__EXERCISE OBJECTIVE__: Across all the entries below, count each line that holds "Best" and report the figure only.

Content starts

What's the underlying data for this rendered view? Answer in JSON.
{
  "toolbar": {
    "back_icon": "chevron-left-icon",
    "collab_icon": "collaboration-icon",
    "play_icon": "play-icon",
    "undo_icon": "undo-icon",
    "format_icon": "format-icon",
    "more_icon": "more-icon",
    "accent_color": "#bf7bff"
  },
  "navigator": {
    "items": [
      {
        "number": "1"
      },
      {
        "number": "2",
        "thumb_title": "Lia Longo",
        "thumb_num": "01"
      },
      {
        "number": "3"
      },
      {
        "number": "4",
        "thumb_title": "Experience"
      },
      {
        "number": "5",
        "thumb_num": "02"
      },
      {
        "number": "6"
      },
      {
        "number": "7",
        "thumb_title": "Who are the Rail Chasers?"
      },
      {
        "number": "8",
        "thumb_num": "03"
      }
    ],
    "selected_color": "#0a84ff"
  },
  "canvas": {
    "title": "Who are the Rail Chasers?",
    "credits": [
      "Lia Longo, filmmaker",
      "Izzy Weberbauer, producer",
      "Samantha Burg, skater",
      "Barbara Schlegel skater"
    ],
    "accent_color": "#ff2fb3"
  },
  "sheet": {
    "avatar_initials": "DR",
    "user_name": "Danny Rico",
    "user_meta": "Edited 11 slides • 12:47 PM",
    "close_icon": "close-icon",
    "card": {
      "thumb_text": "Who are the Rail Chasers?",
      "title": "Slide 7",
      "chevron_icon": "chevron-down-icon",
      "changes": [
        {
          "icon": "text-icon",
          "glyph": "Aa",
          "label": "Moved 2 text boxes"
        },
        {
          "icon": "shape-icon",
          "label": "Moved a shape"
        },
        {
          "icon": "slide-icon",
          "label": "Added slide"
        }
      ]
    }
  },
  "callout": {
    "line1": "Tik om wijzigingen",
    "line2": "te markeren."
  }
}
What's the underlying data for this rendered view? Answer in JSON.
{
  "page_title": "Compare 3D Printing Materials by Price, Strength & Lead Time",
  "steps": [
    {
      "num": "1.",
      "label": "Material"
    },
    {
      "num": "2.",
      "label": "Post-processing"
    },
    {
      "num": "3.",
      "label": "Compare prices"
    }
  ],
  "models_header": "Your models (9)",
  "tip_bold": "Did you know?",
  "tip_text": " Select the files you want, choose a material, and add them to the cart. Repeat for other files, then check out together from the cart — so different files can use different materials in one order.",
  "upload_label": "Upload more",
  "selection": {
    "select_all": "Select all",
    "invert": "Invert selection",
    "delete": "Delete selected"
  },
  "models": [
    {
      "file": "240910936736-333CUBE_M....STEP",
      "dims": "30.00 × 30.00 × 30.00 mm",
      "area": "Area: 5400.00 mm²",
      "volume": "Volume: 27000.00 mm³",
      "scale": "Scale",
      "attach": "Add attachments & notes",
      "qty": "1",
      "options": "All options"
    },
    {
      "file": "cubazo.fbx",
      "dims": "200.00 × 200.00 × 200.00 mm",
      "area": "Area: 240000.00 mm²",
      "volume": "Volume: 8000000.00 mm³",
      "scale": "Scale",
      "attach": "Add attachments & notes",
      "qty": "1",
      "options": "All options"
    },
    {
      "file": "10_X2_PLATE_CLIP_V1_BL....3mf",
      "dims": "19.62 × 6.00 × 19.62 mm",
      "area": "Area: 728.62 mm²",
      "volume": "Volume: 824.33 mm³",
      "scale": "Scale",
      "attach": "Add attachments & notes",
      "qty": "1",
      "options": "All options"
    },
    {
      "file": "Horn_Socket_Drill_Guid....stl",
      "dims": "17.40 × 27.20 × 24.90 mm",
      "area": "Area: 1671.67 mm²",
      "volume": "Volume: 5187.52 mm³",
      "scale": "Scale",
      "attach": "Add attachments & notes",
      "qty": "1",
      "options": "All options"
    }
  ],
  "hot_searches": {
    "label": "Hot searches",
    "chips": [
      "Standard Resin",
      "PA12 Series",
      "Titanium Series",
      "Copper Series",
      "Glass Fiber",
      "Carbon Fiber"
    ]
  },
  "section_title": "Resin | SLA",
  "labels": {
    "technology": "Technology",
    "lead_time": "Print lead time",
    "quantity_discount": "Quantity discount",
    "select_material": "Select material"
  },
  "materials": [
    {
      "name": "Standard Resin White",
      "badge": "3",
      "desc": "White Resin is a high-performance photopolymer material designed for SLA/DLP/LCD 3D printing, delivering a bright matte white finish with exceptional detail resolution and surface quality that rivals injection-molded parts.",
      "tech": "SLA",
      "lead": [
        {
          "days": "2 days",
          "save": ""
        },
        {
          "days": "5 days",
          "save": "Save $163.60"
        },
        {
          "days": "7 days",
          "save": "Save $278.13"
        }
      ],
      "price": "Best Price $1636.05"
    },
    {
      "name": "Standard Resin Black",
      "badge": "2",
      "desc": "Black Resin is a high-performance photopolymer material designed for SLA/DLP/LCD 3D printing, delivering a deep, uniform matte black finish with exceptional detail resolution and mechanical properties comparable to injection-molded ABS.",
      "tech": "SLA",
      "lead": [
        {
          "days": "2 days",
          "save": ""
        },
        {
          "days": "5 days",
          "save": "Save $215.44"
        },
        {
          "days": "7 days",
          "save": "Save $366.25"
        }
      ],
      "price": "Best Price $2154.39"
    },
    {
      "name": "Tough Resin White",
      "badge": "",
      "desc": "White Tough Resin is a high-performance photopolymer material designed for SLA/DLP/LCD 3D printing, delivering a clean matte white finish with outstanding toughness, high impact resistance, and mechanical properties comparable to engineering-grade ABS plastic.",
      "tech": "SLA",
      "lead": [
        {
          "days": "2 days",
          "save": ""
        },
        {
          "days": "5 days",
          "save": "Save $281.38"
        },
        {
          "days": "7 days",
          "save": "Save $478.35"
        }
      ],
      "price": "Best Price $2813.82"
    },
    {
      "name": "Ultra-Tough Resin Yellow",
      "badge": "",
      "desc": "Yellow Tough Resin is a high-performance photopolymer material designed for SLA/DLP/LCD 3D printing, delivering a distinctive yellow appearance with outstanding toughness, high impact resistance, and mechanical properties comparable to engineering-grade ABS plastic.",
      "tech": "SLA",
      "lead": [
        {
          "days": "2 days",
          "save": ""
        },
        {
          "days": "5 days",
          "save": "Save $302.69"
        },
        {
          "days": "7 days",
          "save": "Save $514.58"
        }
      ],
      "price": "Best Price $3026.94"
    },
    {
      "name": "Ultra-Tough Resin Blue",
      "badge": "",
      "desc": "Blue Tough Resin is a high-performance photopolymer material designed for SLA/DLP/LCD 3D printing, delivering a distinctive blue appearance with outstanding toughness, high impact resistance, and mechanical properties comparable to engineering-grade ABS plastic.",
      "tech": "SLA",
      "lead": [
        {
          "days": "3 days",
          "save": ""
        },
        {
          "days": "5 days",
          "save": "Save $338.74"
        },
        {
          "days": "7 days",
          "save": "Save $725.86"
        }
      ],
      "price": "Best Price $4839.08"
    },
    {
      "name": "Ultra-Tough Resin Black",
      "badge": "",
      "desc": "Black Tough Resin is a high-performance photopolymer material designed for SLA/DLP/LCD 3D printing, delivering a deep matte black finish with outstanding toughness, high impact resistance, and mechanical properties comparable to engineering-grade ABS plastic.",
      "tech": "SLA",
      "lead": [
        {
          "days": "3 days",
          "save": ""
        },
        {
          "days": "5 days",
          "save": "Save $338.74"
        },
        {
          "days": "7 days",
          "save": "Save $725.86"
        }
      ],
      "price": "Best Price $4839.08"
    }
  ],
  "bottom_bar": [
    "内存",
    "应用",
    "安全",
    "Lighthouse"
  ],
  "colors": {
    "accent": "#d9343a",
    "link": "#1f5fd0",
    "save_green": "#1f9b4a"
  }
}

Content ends

__OUTPUT BELOW__: 6